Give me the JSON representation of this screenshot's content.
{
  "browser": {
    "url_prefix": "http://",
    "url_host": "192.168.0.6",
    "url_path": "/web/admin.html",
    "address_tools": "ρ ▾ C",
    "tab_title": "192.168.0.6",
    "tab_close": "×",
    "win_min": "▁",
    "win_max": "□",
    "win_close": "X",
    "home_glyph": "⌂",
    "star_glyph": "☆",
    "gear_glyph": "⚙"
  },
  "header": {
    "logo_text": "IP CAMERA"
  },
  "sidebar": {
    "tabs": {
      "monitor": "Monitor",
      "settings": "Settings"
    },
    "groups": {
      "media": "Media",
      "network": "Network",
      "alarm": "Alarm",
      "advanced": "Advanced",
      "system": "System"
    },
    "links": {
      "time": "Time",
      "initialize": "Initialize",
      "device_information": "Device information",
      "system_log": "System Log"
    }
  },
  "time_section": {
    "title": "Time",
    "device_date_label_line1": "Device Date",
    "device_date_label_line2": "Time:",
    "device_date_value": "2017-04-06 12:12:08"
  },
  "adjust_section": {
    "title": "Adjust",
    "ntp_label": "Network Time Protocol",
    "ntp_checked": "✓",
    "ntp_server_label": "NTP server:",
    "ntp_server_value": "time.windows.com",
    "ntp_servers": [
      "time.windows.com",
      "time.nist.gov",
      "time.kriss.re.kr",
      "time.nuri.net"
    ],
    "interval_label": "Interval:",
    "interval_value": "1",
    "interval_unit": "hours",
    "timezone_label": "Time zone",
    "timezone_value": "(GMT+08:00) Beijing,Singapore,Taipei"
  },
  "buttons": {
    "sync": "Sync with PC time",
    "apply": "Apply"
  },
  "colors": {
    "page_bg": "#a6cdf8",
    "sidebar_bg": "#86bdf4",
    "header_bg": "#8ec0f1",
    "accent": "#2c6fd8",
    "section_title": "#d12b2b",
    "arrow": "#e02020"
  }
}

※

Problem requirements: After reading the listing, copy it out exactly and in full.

Result of the exercise:
Give me the JSON representation of this screenshot's content.
{
  "browser": {
    "url_prefix": "http://",
    "url_host": "192.168.0.6",
    "url_path": "/web/admin.html",
    "address_tools": "ρ ▾ C",
    "tab_title": "192.168.0.6",
    "tab_close": "×",
    "win_min": "▁",
    "win_max": "□",
    "win_close": "X",
    "home_glyph": "⌂",
    "star_glyph": "☆",
    "gear_glyph": "⚙"
  },
  "header": {
    "logo_text": "IP CAMERA"
  },
  "sidebar": {
    "tabs": {
      "monitor": "Monitor",
      "settings": "Settings"
    },
    "groups": {
      "media": "Media",
      "network": "Network",
      "alarm": "Alarm",
      "advanced": "Advanced",
      "system": "System"
    },
    "links": {
      "time": "Time",
      "initialize": "Initialize",
      "device_information": "Device information",
      "system_log": "System Log"
    }
  },
  "time_section": {
    "title": "Time",
    "device_date_label_line1": "Device Date",
    "device_date_label_line2": "Time:",
    "device_date_value": "2017-04-06 12:12:08"
  },
  "adjust_section": {
    "title": "Adjust",
    "ntp_label": "Network Time Protocol",
    "ntp_checked": "✓",
    "ntp_server_label": "NTP server:",
    "ntp_server_value": "time.windows.com",
    "ntp_servers": [
      "time.windows.com",
      "time.nist.gov",
      "time.kriss.re.kr",
      "time.nuri.net"
    ],
    "interval_label": "Interval:",
    "interval_value": "1",
    "interval_unit": "hours",
    "timezone_label": "Time zone",
    "timezone_value": "(GMT+08:00) Beijing,Singapore,Taipei"
  },
  "buttons": {
    "sync": "Sync with PC time",
    "apply": "Apply"
  },
  "colors": {
    "page_bg": "#a6cdf8",
    "sidebar_bg": "#86bdf4",
    "header_bg": "#8ec0f1",
    "accent": "#2c6fd8",
    "section_title": "#d12b2b",
    "arrow": "#e02020"
  }
}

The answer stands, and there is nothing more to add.